Whether you are a biker, walker or frequent rider of the city transit system, the Old Town neighborhood is both accessible and travel-friendly. If biking is your preferred method, there are bike lanes available to the recreation centers north of the neighborhood and to the waterfront and downtown, south of the neighborhood. If you are up for a walk, you can walk to your favorite eateries or the local Whole Foods within 17 minutes on well-maintained sidewalks. The Maryland Transit Authority has several bus routes that pass through the Old Town every 15 minutes. At the low price of $1.60 one way, you can be in downtown Baltimore within 11 minutes. If you need your own set of wheels for the day, Zipcar has a local car-sharing location on Pace Street. To ensure your ride, make sure to arrange a taxi beforehand as hailing one from the street can prove difficult; Uber also services the area.

Cost

The population of Old Town Baltimore is comprised solely of renters. Renters enjoy a median rent of $675 for a one-bedroom residence, while the cost of living is 20 percent lower than the state average and 8 percent lower than the national average. With gas prices sitting at 5 percent higher than the national average, residents can still take advantage of the low cost of $3.60 for a R/T fare to downtown Baltimore. Pay around $4 for beer.

Shopping

Catch the local MTA bus southwest to Harborplace, the local indoor shopping mall housing many of your favorite retail stores. For the food fanatics, two unique specialty grocers sit directly west of Old Town, reachable within 10 minutes via bus or car. If you are second generation Italian or just an Italian connoisseur, you won't be able to resist a visit to Trinacria Italian Market & Deli located on North Paca St. You can pick up one of the tasty premade items or shop the selection of ingredients direct from the old country. if your tastes lean towards an Asian influence, PO Tung Trading on West Park Avenue is the perfect destination to procure authentic ingredients for your favorite south Asian cuisine.

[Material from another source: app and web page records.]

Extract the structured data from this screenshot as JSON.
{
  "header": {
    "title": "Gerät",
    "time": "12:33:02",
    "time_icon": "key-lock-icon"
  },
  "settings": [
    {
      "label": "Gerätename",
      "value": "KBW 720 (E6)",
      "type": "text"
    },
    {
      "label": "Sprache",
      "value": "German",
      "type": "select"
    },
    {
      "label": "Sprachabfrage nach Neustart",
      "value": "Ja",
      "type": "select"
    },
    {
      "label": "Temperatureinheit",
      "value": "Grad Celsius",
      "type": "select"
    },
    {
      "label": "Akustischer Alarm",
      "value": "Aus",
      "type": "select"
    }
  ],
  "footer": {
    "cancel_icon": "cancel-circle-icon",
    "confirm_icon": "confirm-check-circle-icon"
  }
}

For the essentials, there is a Whole Foods Market located on Fleet Street, 11 minutes southwest of Old Town via transit or car.

Parks

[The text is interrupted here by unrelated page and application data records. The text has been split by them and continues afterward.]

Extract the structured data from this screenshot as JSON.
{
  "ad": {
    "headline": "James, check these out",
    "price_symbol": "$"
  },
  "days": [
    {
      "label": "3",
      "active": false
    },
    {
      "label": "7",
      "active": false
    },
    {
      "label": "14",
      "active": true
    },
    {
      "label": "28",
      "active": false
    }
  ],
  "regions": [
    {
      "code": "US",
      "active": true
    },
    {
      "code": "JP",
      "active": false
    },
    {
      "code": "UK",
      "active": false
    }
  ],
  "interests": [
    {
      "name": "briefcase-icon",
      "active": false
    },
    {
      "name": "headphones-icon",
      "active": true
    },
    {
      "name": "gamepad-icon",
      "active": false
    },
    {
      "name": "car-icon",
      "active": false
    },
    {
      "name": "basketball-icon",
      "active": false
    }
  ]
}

There are two local recreation areas within a 5- to 10-minute walk of the Old Town neighborhood. The Chick Webb Recreation Center offers an indoor pool and small gym area as well as ongoing activities for children and adults, including cooking and theater classes, crafts and gym activities. Daily admission is only $3 for residents, and fees vary for classes. If you are looking for an outdoor area, you can walk over to the Madison Square recreation area where members of the community use the space to plant flowers and engage in other beautification projects.